# Items from an interface collection:
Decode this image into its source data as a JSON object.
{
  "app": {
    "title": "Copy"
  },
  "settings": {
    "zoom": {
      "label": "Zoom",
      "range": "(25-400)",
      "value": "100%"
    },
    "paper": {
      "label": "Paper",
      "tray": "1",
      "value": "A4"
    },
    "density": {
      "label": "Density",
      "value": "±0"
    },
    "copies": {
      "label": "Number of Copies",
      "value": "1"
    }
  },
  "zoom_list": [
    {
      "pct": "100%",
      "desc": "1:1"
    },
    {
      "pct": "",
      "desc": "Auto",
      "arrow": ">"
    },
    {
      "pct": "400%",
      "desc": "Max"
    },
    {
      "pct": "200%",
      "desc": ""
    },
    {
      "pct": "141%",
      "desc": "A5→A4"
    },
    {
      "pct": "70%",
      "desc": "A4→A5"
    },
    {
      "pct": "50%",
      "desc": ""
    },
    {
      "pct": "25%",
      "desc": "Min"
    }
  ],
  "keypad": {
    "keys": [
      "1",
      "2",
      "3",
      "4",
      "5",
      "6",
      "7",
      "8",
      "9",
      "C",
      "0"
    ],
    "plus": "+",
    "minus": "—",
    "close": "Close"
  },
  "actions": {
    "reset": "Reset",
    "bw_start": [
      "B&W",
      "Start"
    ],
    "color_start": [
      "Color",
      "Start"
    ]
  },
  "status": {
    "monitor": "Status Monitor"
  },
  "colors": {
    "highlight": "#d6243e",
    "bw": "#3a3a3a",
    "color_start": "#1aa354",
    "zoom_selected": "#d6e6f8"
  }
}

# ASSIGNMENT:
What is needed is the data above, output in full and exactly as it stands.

# REPLY:
Decode this image into its source data as a JSON object.
{
  "app": {
    "title": "Copy"
  },
  "settings": {
    "zoom": {
      "label": "Zoom",
      "range": "(25-400)",
      "value": "100%"
    },
    "paper": {
      "label": "Paper",
      "tray": "1",
      "value": "A4"
    },
    "density": {
      "label": "Density",
      "value": "±0"
    },
    "copies": {
      "label": "Number of Copies",
      "value": "1"
    }
  },
  "zoom_list": [
    {
      "pct": "100%",
      "desc": "1:1"
    },
    {
      "pct": "",
      "desc": "Auto",
      "arrow": ">"
    },
    {
      "pct": "400%",
      "desc": "Max"
    },
    {
      "pct": "200%",
      "desc": ""
    },
    {
      "pct": "141%",
      "desc": "A5→A4"
    },
    {
      "pct": "70%",
      "desc": "A4→A5"
    },
    {
      "pct": "50%",
      "desc": ""
    },
    {
      "pct": "25%",
      "desc": "Min"
    }
  ],
  "keypad": {
    "keys": [
      "1",
      "2",
      "3",
      "4",
      "5",
      "6",
      "7",
      "8",
      "9",
      "C",
      "0"
    ],
    "plus": "+",
    "minus": "—",
    "close": "Close"
  },
  "actions": {
    "reset": "Reset",
    "bw_start": [
      "B&W",
      "Start"
    ],
    "color_start": [
      "Color",
      "Start"
    ]
  },
  "status": {
    "monitor": "Status Monitor"
  },
  "colors": {
    "highlight": "#d6243e",
    "bw": "#3a3a3a",
    "color_start": "#1aa354",
    "zoom_selected": "#d6e6f8"
  }
}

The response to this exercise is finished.